“Physicians and public health officials know that recently vaccinated individuals can spread disease and that contact with the immunocompromised can be especially dangerous. For example, the Johns Hopkins Patient Guide warns the immunocompromised to ‘Avoid contact with children who are recently vaccinated,’ and to ‘Tell friends and family who are sick, or have recently had a live vaccine (such as chicken pox, measles, rubella, intranasal influenza, polio or smallpox) not to visit.’
A statement on the website of St. Jude’s Hospital warns parents not to allow people to visit children undergoing cancer treatment if they have received oral polio or smallpox vaccines within four weeks, have received the nasal flu vaccine within one week, or have rashes after receiving the chickenpox vaccine or MMR (measles, mumps, rubella) vaccine.

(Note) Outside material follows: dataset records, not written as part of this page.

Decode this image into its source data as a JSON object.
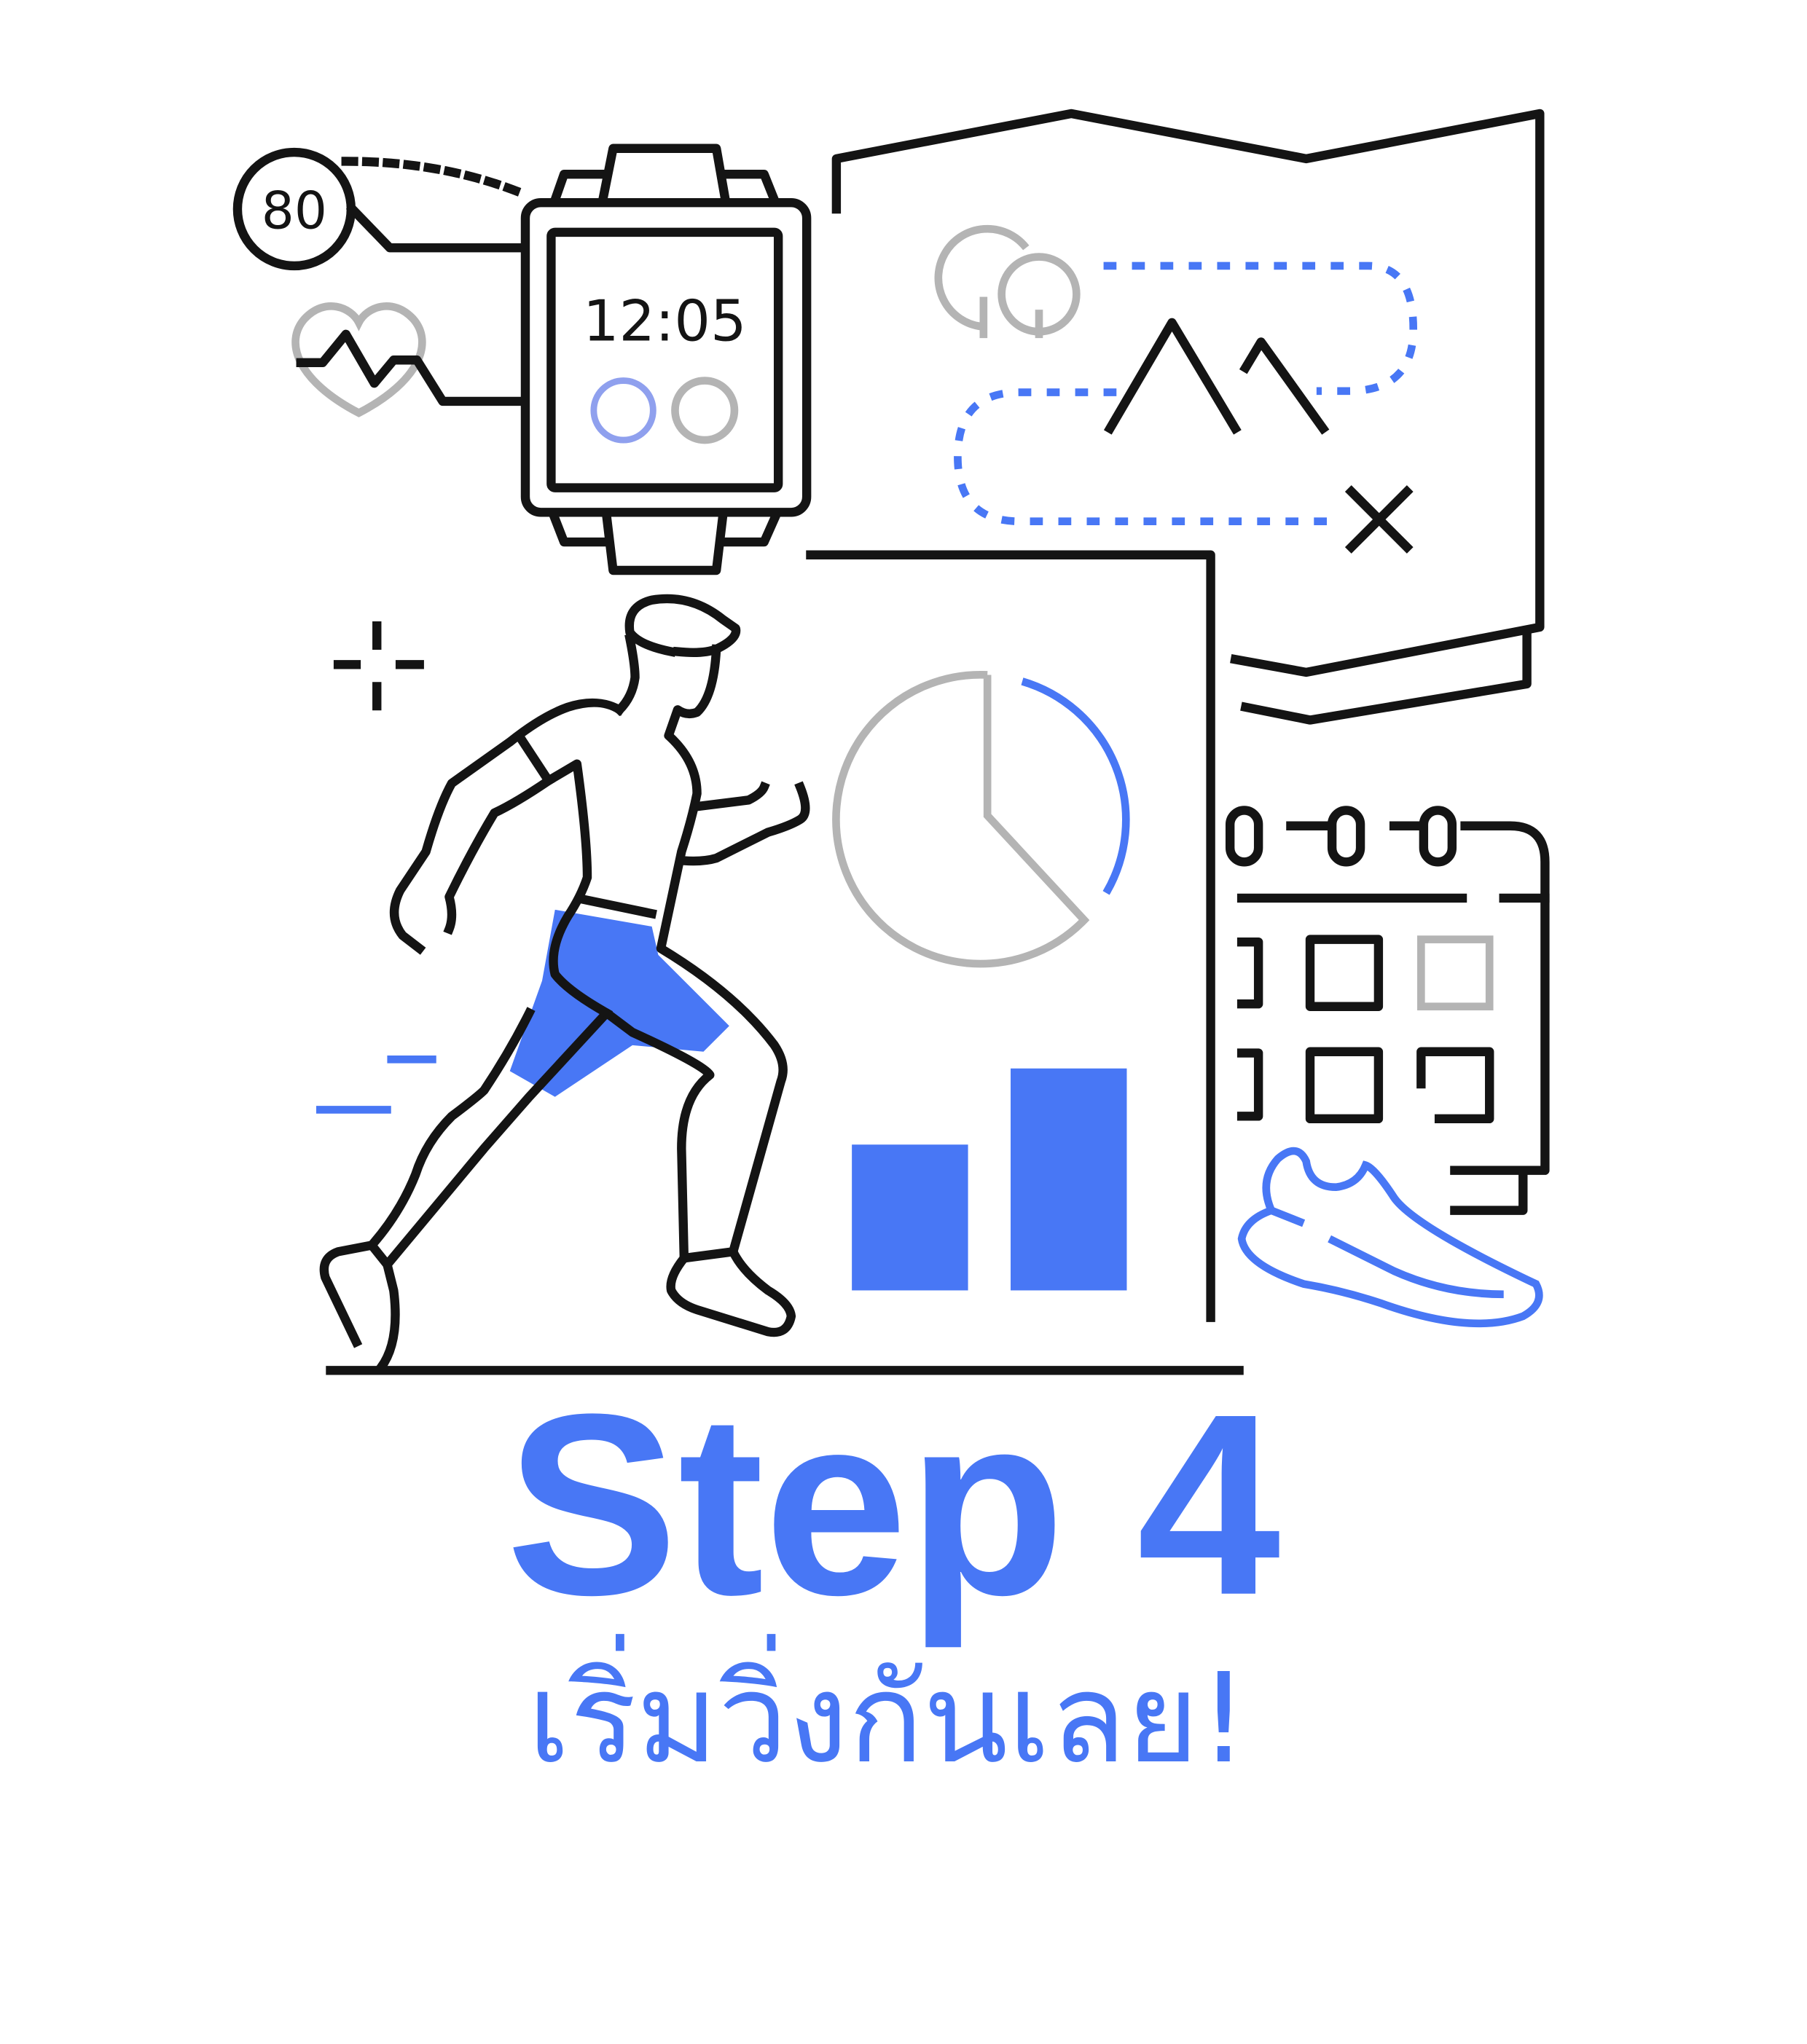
{
  "watch": {
    "heart_rate": "80",
    "time": "12:05"
  },
  "title": {
    "step": "Step 4",
    "subtitle": "เริ่มวิ่งกันเลย!"
  },
  "colors": {
    "accent": "#4877f5",
    "line": "#141414",
    "muted": "#b4b4b4"
  }
}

… Scientific evidence demonstrates that individuals vaccinated with live virus vaccines such as MMR (measles, mumps and rubella), rotavirus, chicken pox, shingles and influenza can shed the virus for many weeks or months afterwards and infect the vaccinated and unvaccinated alike.
Furthermore, vaccine recipients can carry diseases in the back of their throat and infect others while displaying no symptoms of a disease.
Both unvaccinated and vaccinated individuals are at risk from exposure to those recently vaccinated. Vaccine failure is widespread; vaccine-induced immunity is not permanent and recent outbreaks of diseases such as whooping cough, mumps and measles have occurred in fully vaccinated populations. Flu vaccine recipients become more susceptible to future infection after repeated vaccination.”
— Weston A. Price Foundation